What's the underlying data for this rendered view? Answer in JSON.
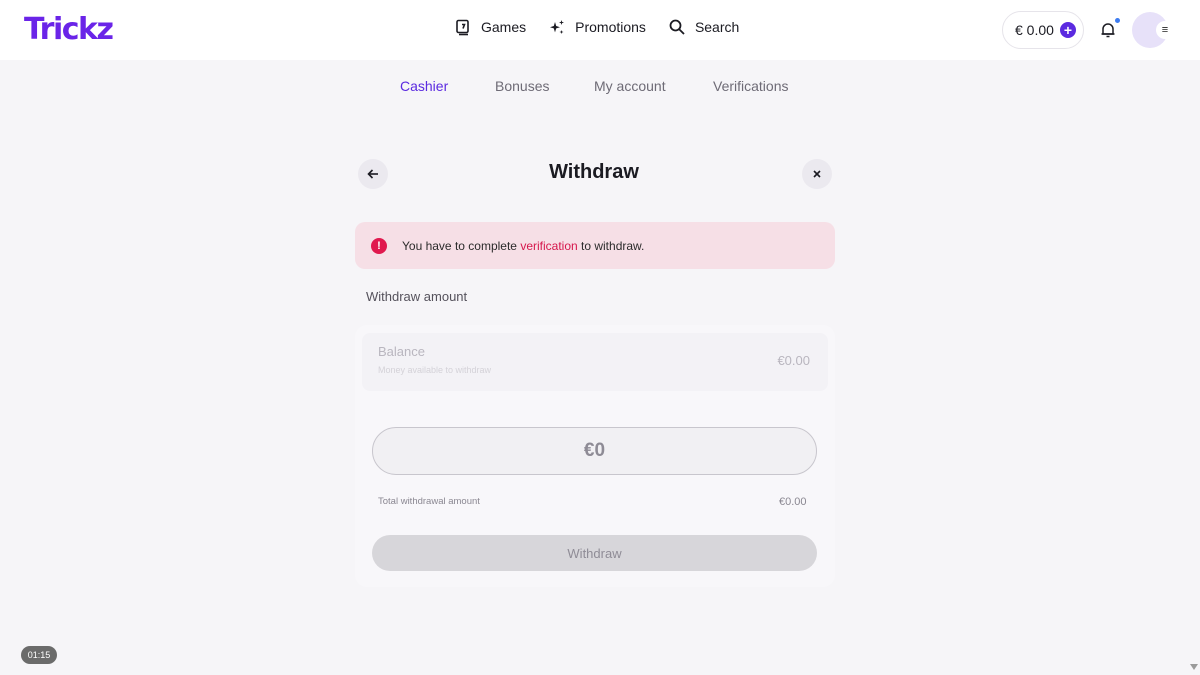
{
  "brand": {
    "logo_text": "Trickz",
    "accent": "#5b2ae0"
  },
  "header": {
    "nav": [
      {
        "label": "Games",
        "icon": "games-icon"
      },
      {
        "label": "Promotions",
        "icon": "sparkle-icon"
      },
      {
        "label": "Search",
        "icon": "search-icon"
      }
    ],
    "balance": "€ 0.00",
    "deposit_icon": "plus-icon",
    "notification_icon": "bell-icon",
    "menu_icon": "menu-icon"
  },
  "subtabs": [
    {
      "label": "Cashier",
      "active": true
    },
    {
      "label": "Bonuses",
      "active": false
    },
    {
      "label": "My account",
      "active": false
    },
    {
      "label": "Verifications",
      "active": false
    }
  ],
  "withdraw": {
    "title": "Withdraw",
    "alert": {
      "icon": "exclamation-icon",
      "text_before": "You have to complete ",
      "link": "verification",
      "text_after": " to withdraw."
    },
    "section_label": "Withdraw amount",
    "balance_label": "Balance",
    "balance_sub": "Money available to withdraw",
    "balance_value": "€0.00",
    "amount_placeholder": "€0",
    "total_label": "Total withdrawal amount",
    "total_value": "€0.00",
    "button_label": "Withdraw"
  },
  "timer": "01:15"
}
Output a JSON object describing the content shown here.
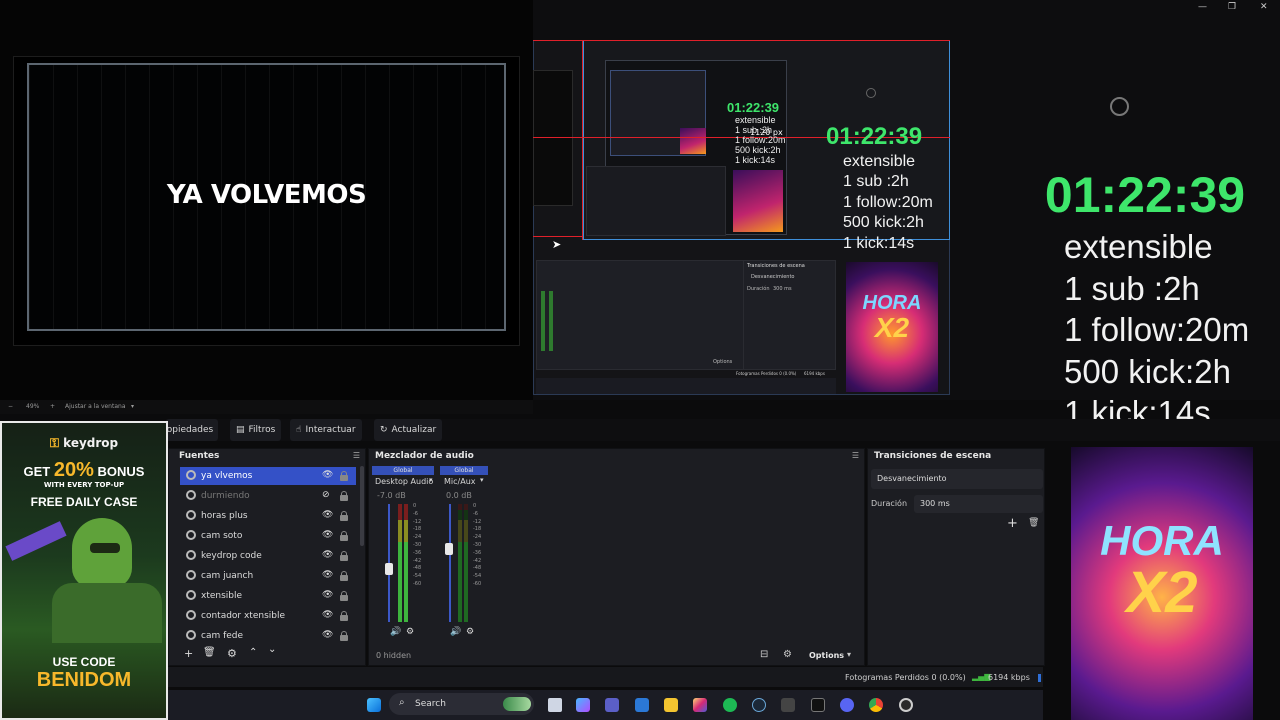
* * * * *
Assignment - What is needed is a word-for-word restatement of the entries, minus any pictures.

Answer box -
What's the underlying data for this rendered view? Answer in JSON.
{
  "brand": {
    "logo_text": "Trickz",
    "accent": "#5b2ae0"
  },
  "header": {
    "nav": [
      {
        "label": "Games",
        "icon": "games-icon"
      },
      {
        "label": "Promotions",
        "icon": "sparkle-icon"
      },
      {
        "label": "Search",
        "icon": "search-icon"
      }
    ],
    "balance": "€ 0.00",
    "deposit_icon": "plus-icon",
    "notification_icon": "bell-icon",
    "menu_icon": "menu-icon"
  },
  "subtabs": [
    {
      "label": "Cashier",
      "active": true
    },
    {
      "label": "Bonuses",
      "active": false
    },
    {
      "label": "My account",
      "active": false
    },
    {
      "label": "Verifications",
      "active": false
    }
  ],
  "withdraw": {
    "title": "Withdraw",
    "alert": {
      "icon": "exclamation-icon",
      "text_before": "You have to complete ",
      "link": "verification",
      "text_after": " to withdraw."
    },
    "section_label": "Withdraw amount",
    "balance_label": "Balance",
    "balance_sub": "Money available to withdraw",
    "balance_value": "€0.00",
    "amount_placeholder": "€0",
    "total_label": "Total withdrawal amount",
    "total_value": "€0.00",
    "button_label": "Withdraw"
  },
  "timer": "01:15"
}
Output a JSON object describing the content shown here.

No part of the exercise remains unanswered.